Scientists at Hokkaido University have found out how ‘Obstructive Sleep Apnea Syndrome’ (OSAS) causes glaucoma. OSAS is a condition in which the person’s breathing stops during sleep for a significant period of time because of upper airway obstruction. Glaucoma is a condition in which optic nerve is damaged irreversibly leading to visual field defects and later serious vision loss. High intraocular pressure is a risk factor for development of glaucoma.
In the study, scientists measured the pressure of the eye during the sleep and were surprised to find that the pressure actually decreased during the episodes of apnea.
[Image by planetchopstick/ CC BY 2.0]
Normally, intrathoracic pressure is known to rise if people stop breathing (exhaling), resulting in higher eye pressure. The study found unexpectedly that the eye pressure dropped when subjects stopped breathing. The subjects tended to stop inhaling, not exhaling, due to airway closure, which should lead to lower intrathoracic pressure.
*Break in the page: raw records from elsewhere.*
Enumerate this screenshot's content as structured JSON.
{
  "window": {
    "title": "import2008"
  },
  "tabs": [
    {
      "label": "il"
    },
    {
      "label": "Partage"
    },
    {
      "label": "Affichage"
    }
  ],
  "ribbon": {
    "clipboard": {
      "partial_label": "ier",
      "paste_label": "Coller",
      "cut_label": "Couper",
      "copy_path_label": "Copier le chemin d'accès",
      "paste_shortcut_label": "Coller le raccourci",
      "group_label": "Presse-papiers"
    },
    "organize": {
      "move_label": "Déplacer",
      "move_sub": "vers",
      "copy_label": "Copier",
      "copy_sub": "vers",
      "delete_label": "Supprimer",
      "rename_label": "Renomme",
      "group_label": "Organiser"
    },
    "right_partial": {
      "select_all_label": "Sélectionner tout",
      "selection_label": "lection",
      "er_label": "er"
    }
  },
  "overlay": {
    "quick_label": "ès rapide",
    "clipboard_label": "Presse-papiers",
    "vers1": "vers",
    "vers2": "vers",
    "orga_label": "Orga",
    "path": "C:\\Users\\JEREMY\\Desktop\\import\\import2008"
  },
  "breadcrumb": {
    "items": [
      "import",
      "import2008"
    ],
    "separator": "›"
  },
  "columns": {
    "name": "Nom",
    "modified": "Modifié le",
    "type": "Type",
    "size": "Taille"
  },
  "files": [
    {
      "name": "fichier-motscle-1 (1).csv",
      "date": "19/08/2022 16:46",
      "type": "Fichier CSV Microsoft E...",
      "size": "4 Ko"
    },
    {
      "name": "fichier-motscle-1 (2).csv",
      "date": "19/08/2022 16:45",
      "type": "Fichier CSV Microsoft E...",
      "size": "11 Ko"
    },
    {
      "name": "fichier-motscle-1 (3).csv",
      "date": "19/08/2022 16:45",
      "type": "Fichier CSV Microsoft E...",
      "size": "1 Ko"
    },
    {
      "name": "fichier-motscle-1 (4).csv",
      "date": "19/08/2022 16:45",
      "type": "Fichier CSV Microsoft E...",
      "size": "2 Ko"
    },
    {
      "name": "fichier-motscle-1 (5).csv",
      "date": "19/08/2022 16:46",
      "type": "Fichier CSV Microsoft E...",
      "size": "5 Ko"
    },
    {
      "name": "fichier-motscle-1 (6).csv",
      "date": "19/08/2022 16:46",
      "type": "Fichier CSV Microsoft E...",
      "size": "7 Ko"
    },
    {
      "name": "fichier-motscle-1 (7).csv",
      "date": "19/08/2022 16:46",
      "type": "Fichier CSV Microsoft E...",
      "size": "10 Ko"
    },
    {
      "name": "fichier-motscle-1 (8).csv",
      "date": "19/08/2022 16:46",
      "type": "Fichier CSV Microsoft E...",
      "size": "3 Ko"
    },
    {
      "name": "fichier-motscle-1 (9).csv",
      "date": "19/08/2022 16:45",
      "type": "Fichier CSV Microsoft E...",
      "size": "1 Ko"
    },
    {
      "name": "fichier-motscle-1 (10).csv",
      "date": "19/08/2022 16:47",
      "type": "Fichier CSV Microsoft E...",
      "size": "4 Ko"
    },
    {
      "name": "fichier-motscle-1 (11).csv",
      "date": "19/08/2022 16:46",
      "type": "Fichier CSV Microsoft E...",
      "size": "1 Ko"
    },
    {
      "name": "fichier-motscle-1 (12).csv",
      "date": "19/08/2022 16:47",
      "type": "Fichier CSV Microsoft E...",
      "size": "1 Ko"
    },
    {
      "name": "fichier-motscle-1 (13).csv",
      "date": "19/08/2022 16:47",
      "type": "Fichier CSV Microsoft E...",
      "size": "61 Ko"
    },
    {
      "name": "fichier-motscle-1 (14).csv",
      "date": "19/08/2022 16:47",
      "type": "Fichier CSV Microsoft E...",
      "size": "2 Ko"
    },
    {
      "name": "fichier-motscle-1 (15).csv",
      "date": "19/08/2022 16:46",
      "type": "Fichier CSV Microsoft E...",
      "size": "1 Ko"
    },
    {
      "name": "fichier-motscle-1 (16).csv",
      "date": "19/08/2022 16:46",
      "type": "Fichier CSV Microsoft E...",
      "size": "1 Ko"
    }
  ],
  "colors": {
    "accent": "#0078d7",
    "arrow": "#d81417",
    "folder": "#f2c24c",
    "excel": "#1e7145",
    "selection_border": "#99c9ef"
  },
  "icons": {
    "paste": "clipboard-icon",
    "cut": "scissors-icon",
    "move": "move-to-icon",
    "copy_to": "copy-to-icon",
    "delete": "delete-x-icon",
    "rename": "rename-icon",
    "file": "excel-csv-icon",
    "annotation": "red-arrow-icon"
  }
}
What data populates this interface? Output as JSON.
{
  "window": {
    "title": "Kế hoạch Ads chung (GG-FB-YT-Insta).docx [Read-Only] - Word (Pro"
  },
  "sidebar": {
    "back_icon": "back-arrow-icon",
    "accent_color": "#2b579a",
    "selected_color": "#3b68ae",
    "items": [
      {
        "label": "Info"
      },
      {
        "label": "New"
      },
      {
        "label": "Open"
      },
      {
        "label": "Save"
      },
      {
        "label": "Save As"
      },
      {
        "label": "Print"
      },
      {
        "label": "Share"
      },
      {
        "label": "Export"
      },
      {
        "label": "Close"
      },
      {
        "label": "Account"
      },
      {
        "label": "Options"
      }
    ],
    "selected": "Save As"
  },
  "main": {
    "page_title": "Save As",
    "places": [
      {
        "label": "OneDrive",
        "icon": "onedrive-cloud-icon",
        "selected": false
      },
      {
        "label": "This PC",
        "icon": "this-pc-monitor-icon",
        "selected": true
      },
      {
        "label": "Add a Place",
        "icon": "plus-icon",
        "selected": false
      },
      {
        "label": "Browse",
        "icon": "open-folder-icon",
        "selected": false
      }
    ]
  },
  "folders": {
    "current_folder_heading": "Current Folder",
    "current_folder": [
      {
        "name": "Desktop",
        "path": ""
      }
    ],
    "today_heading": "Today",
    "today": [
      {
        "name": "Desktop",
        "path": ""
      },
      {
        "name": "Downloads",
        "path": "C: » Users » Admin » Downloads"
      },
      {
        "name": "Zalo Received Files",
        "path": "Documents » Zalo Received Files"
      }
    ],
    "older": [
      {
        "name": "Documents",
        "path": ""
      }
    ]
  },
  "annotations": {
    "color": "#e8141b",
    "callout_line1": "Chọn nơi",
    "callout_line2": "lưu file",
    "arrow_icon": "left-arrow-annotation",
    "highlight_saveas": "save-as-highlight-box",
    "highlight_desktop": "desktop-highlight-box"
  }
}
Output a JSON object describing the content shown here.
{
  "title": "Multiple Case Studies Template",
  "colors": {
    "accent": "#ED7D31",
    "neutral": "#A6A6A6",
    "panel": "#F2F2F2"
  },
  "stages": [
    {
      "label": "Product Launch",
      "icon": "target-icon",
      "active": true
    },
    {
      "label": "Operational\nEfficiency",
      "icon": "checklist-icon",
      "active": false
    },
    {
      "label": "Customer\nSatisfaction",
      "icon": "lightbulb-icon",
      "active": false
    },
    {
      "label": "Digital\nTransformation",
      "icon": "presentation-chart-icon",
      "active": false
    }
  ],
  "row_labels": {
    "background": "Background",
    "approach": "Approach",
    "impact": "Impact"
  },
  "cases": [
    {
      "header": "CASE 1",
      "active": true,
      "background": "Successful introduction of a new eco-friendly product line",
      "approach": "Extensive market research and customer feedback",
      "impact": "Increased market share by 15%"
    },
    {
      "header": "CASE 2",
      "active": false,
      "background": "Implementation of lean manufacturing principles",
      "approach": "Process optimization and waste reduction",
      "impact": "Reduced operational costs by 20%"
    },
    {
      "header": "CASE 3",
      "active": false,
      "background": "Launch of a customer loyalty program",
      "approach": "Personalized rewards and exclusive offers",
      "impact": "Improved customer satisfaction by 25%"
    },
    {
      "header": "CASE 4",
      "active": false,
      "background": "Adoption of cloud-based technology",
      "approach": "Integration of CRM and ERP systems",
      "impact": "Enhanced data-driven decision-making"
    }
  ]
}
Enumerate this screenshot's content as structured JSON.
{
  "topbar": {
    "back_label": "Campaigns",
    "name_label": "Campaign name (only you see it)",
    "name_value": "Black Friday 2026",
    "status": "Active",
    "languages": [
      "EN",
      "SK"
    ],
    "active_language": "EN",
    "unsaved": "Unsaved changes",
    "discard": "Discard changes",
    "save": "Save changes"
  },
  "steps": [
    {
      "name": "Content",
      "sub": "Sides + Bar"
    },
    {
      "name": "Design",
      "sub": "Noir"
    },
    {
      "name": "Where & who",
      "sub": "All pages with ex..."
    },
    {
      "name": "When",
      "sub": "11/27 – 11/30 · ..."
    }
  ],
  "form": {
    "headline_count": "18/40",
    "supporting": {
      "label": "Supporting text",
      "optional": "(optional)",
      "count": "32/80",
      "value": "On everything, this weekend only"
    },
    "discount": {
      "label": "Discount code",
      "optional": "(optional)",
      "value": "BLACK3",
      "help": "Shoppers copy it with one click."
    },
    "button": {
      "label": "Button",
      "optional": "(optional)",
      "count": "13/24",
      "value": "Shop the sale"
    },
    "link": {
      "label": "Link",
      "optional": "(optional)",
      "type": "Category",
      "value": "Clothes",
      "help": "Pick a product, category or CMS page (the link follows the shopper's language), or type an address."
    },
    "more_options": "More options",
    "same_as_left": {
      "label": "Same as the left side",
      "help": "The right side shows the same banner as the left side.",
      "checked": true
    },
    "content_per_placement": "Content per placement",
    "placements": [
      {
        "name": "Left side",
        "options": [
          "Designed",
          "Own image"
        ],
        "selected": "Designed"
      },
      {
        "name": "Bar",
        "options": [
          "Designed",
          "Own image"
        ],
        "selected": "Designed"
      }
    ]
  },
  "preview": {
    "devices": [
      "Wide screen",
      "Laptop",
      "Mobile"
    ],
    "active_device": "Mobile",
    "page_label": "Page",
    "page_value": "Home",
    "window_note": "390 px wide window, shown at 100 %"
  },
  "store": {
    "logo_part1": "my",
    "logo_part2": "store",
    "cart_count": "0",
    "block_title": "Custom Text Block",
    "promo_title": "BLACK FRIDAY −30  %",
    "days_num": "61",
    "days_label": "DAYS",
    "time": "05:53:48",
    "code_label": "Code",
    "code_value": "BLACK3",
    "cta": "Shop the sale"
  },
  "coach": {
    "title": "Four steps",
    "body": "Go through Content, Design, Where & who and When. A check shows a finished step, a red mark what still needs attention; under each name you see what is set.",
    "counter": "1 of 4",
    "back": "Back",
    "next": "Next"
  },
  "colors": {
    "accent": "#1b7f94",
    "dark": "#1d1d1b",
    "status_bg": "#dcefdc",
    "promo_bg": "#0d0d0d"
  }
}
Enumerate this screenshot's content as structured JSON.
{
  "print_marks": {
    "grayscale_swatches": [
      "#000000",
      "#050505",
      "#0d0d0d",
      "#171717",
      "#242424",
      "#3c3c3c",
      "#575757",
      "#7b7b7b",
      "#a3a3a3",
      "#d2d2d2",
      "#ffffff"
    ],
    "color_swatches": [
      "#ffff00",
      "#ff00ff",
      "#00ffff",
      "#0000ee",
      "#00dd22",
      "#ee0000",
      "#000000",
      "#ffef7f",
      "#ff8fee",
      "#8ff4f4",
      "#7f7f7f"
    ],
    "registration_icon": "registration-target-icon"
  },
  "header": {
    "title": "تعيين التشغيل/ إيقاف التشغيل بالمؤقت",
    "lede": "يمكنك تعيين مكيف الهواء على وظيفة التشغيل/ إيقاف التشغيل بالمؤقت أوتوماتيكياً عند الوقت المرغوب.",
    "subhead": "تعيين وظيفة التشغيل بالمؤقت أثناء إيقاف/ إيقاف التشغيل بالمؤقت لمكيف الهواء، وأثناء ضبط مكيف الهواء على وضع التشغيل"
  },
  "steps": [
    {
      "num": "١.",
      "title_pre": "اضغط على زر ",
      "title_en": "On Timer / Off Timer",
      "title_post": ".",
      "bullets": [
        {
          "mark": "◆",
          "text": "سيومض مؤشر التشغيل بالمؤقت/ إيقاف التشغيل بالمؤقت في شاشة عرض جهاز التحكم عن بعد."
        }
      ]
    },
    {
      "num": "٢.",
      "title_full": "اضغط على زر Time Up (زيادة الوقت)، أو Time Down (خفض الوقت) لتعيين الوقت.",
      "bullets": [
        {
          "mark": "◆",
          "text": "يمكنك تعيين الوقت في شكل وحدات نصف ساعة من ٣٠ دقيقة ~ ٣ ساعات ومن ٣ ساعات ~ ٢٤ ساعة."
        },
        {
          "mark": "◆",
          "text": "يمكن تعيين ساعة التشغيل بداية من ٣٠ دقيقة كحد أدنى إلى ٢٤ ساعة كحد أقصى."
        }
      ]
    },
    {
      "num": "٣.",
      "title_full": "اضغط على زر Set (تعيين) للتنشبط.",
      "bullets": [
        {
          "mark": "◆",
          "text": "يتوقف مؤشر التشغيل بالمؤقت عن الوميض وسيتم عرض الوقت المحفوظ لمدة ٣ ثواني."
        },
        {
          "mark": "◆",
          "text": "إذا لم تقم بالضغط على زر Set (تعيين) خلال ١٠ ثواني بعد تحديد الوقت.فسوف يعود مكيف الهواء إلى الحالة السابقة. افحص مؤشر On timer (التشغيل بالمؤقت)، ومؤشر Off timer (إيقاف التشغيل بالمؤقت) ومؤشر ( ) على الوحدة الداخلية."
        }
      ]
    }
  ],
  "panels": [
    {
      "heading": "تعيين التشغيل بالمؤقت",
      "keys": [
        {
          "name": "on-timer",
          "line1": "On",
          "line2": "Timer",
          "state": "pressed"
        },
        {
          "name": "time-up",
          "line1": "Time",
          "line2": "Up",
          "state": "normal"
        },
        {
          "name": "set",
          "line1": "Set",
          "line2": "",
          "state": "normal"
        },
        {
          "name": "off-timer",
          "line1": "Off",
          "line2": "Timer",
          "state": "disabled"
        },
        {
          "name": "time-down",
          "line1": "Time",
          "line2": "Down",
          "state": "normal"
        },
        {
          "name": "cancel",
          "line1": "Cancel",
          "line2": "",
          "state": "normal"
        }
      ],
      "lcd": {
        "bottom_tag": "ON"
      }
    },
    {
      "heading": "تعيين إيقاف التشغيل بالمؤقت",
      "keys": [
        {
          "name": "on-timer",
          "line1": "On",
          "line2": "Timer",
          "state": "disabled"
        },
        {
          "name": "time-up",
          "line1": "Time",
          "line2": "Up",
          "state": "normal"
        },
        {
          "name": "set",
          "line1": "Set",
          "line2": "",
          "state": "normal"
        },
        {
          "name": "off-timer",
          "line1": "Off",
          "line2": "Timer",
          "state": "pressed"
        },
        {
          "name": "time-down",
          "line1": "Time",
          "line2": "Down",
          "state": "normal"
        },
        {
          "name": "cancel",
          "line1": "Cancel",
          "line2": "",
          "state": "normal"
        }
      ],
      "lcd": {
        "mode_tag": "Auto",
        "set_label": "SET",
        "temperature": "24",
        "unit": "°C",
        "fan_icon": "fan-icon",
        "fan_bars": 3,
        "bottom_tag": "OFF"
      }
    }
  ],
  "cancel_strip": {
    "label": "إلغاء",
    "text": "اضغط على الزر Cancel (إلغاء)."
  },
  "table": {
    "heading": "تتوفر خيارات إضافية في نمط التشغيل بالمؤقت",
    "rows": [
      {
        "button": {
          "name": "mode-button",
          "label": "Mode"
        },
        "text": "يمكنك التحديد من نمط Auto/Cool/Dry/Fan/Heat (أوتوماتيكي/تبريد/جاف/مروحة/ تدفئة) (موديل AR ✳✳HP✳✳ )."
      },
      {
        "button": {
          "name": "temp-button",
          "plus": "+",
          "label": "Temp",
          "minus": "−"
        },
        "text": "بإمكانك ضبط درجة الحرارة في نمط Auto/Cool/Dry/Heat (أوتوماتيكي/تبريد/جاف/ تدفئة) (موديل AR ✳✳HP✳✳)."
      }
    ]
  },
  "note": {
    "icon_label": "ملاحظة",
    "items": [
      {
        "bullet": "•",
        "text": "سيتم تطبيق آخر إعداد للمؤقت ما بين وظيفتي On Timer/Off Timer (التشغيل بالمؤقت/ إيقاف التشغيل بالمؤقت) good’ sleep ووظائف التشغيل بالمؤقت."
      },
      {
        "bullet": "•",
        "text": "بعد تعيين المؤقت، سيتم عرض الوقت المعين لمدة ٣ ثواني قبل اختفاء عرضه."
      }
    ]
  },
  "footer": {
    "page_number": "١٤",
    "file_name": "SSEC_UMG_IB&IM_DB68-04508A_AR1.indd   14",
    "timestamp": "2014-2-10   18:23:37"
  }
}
The subjects also experienced hypoxic effects, as cessations in breathing cause blood oxygen saturation levels to drop, possibly triggering optic nerve damage that can lead to glaucoma.